What is health and wellness tourism?

The non-profit Global Wellness Institute (GWI) defines wellness tourism as “travel associated with the quest to maintain or improve personal well-being. Wellness tourism is travel to maintain or improve a person's health through spiritual, physical and psychological activities.

What is health and wellness tourism?

The non-profit Global Wellness Institute (GWI) defines wellness tourism as “travel associated with the quest to maintain or improve personal well-being. Wellness tourism is travel to maintain or improve a person's health through spiritual, physical and psychological activities. Some tourists may participate in well-being-related activities as part of a trip, while others travel just for wellness. According to tourism advocates, vacations increase physical well-being, happiness and productivity by providing travelers with new perspectives and positively affecting creativity, adaptability, worry, and stress management.

The following are some aspects of the trend in wellness tourism. Wellness tourism refers to travel for health and wellness reasons. Wellness tourism is travel for the purpose of promoting health and well-being through physical, psychological or spiritual activities. Over time, some secondary wellness travelers will decide to take a primary wellness trip, as they increase their interest in and experience with wellness.

There is a misconception that wellness travelers are a small, elite, and wealthy group of leisure tourists who visit destination spas, health centers, or yoga and meditation retreats. Latin America and the Caribbean is the fourth largest region for wellness tourism in terms of amount of travel and expenses. Wellness tourism trips include a variety of activities such as hot springs, day spa and hotel spa, thalassotherapy and exercise. But, in general, the types of visitors, activities, services, businesses and regulations involved are very different between medical tourism and wellness tourism, even though they may share a dependence on a region's basic tourism and hospitality infrastructure and services.

The most demanding and sophisticated wellness travelers, especially millennials, are interested in what the destination offers that is different from somewhere else. Secondary wellness tourism is when tourists generally incorporate some aspect of well-being (for example, a massage on the beach during an all-inclusive Mexican vacation) into their vacation. Sometime between the advent of the “summer body” and the use of gym clothes for brunch, health and fitness transformed from an annual concern to a full lifestyle that never takes vacations. Iceland is a beautiful destination and it also offers many wellness tourism activities.

Wellness tourism is also a source of income for hotels and other facilities that offer these services. Spas and hotels in Turkey and Hungary cater to wellness tourists, many of whom are subsidized by host countries, such as Norway and Denmark, who seek to mitigate the costs of medical procedures for chronically ill patients who require costly surgeries. There is some overlap between medical tourism and wellness tourism, for example, DNA tests or executive check-ups. Wellness tourists travel to improve or maintain their health and quality of life, while medical tourists travel to receive treatment for a diagnosed condition.
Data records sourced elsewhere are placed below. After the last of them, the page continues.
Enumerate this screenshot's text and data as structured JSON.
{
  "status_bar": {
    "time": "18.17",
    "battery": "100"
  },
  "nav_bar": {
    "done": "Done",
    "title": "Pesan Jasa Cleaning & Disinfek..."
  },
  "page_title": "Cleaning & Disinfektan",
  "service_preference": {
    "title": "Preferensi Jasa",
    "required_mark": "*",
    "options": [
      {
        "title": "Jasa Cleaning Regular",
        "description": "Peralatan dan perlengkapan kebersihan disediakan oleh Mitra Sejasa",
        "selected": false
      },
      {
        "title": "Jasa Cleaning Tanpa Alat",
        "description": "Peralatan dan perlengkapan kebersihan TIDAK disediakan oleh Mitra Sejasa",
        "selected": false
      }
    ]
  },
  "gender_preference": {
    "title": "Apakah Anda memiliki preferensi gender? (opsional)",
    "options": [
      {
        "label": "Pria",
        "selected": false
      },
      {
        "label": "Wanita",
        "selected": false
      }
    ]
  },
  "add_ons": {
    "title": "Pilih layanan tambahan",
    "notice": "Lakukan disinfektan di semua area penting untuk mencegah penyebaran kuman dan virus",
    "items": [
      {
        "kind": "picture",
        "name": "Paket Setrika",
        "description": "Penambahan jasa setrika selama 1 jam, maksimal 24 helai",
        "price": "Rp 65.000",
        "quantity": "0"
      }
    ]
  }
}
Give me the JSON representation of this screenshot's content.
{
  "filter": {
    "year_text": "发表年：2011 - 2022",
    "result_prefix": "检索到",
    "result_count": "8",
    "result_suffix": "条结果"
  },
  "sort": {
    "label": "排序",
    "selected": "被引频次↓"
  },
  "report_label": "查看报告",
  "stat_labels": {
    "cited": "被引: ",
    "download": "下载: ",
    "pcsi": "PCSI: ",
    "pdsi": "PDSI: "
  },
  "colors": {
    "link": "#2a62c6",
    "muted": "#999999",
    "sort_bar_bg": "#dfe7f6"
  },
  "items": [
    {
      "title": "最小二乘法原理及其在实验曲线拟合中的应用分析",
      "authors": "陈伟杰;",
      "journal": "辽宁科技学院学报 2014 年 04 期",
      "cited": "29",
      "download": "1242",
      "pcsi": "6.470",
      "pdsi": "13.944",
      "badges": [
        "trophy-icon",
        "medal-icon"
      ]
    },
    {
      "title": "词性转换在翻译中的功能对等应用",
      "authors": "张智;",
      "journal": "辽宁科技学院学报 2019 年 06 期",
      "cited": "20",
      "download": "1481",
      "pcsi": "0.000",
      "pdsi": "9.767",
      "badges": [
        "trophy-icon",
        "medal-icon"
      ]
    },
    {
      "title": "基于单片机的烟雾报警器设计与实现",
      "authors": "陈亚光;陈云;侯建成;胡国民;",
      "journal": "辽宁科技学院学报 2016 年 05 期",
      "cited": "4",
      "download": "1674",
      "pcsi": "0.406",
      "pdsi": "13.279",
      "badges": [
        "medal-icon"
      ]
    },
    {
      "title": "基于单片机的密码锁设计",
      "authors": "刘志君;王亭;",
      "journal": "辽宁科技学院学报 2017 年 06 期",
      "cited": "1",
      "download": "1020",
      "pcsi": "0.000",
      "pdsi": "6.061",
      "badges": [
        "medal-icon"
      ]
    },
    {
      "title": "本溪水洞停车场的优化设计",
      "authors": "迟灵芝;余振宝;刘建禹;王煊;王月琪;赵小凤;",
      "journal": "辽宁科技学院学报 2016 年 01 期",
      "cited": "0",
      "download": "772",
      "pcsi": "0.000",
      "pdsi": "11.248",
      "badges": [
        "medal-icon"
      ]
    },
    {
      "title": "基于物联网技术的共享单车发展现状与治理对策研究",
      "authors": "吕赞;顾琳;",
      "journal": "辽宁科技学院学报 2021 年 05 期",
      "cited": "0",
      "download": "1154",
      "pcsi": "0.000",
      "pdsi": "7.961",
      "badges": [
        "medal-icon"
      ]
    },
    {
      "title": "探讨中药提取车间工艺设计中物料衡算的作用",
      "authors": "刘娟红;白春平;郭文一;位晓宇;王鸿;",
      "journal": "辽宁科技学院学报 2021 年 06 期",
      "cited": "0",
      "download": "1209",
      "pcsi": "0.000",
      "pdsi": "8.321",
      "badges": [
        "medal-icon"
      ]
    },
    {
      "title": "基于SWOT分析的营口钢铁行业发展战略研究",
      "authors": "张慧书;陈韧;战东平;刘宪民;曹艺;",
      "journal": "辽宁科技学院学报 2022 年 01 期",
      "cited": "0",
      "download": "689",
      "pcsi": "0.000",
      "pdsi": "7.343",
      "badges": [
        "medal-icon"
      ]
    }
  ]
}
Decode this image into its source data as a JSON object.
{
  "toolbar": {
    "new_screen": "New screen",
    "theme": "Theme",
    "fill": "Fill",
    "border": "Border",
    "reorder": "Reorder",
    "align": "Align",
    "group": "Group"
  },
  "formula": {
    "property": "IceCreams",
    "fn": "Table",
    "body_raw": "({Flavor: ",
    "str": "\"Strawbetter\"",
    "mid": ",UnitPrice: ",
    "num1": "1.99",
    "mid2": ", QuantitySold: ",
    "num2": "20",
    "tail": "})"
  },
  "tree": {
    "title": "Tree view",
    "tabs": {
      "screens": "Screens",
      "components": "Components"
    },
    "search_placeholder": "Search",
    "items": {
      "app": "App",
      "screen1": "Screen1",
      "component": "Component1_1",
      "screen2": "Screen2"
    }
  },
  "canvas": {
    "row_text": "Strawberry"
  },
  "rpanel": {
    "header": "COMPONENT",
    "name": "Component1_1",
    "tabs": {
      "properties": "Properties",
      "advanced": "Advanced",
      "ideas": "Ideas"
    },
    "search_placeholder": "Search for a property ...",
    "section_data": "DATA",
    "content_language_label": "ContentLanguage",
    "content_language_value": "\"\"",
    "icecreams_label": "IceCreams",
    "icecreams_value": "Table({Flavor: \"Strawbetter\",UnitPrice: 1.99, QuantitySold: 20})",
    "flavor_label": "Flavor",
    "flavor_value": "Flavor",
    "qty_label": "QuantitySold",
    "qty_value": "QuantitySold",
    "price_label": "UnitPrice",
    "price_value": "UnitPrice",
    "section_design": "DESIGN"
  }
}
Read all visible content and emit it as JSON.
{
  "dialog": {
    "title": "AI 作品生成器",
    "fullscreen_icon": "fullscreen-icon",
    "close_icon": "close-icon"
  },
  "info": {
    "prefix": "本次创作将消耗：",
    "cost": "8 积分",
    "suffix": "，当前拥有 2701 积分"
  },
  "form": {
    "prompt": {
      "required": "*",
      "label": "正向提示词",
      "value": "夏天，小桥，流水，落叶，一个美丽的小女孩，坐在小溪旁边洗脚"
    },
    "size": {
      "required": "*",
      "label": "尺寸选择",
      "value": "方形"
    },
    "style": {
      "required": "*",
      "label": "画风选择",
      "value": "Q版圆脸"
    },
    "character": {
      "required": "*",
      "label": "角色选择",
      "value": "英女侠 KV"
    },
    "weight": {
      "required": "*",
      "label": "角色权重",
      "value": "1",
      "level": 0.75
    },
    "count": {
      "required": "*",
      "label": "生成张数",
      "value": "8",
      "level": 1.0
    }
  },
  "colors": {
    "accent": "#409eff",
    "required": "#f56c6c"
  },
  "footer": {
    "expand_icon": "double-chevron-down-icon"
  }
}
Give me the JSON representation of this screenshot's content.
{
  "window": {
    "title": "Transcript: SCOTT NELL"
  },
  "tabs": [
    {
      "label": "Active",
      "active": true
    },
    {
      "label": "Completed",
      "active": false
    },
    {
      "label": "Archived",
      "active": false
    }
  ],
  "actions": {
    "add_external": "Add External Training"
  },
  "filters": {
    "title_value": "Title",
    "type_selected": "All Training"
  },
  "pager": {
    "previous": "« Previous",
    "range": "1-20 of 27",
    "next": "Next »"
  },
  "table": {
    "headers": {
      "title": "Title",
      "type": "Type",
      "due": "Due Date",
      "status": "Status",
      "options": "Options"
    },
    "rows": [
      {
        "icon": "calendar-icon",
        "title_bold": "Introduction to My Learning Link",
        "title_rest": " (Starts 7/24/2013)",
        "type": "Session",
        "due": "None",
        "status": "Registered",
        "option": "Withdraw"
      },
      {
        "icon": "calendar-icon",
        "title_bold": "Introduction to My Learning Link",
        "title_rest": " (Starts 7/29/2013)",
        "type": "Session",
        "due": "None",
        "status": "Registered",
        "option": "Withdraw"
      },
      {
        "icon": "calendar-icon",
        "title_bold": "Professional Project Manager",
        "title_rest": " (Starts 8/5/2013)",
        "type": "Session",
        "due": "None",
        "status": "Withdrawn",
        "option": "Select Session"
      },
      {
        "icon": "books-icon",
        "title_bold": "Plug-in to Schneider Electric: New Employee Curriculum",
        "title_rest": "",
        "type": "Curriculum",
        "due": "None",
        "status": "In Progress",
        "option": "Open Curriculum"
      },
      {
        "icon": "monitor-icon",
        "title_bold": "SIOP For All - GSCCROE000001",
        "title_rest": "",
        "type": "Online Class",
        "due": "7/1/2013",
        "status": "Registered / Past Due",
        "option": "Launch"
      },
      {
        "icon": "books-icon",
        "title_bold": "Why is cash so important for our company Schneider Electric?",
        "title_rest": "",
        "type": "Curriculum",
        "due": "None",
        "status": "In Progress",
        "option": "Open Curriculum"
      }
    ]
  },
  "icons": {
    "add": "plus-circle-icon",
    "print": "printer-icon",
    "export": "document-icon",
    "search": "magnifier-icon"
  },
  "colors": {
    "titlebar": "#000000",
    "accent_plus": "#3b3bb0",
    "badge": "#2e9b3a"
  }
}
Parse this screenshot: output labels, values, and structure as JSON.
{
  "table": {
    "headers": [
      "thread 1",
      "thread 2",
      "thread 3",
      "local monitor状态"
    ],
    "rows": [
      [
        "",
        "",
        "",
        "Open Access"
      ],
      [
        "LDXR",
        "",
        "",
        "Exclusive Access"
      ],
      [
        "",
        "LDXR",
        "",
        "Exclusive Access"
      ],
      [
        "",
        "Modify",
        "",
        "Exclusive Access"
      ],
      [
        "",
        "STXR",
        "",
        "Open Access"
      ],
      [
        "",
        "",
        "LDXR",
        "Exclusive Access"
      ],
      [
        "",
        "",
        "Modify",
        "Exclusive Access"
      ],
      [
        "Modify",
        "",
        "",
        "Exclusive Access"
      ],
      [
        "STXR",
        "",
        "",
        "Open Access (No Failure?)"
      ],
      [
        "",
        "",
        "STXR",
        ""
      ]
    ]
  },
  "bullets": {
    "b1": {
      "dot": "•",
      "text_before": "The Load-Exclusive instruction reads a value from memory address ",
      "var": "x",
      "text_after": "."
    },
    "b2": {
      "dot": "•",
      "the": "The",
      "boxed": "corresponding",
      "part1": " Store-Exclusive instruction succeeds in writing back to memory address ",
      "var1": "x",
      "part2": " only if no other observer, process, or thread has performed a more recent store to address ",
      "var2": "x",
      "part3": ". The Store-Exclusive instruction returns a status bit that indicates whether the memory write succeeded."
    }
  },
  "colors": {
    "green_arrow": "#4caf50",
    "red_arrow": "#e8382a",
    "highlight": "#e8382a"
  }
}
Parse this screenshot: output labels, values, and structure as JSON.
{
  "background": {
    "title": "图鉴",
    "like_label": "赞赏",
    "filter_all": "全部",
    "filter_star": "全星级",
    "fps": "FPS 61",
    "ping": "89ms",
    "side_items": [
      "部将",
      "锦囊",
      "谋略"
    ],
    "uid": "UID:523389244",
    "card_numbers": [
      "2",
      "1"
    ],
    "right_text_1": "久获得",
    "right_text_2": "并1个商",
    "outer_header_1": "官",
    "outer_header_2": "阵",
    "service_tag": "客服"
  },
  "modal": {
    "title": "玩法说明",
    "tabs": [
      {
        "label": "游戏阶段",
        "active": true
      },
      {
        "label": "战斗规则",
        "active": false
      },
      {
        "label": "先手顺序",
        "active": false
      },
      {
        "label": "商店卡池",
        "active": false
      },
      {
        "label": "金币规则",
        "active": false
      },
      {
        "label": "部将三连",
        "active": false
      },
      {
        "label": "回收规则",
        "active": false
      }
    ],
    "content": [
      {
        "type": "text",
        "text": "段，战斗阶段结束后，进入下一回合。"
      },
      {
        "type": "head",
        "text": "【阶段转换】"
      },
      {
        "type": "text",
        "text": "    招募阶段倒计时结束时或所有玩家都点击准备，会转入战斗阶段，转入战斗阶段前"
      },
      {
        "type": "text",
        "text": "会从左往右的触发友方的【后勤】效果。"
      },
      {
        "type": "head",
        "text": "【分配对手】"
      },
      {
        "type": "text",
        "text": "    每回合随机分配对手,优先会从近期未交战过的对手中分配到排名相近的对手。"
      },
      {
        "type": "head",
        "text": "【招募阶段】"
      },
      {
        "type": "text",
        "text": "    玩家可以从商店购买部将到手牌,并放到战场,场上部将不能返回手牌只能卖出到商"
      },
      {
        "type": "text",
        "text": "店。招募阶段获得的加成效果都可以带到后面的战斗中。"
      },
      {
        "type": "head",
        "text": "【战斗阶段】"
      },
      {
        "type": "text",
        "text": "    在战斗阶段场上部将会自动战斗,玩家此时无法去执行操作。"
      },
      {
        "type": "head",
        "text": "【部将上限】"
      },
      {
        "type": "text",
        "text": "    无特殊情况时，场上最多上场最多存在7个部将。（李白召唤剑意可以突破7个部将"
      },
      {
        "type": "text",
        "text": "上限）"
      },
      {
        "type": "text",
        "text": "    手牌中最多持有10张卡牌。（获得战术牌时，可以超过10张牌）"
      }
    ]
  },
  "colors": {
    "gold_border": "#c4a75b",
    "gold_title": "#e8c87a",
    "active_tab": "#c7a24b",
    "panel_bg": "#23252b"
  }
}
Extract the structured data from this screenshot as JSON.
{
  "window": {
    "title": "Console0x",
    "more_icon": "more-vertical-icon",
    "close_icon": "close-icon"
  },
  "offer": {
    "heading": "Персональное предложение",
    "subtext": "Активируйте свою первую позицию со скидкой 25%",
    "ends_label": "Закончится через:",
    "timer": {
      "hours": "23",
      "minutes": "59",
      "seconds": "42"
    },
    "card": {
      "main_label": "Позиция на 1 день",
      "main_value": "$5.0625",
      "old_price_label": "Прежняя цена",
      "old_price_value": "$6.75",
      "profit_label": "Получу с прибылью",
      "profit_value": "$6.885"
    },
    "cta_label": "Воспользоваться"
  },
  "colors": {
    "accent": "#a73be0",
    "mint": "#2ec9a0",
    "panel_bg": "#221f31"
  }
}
We measure wellness tourism by aggregating the travel expenses of people who define themselves as wellness tourists.

Suzanne Pait
Suzanne Pait

Typical food fan. Certified tv maven. Coffee nerd. Devoted beer geek. Subtly charming music aficionado. Devoted beer buff.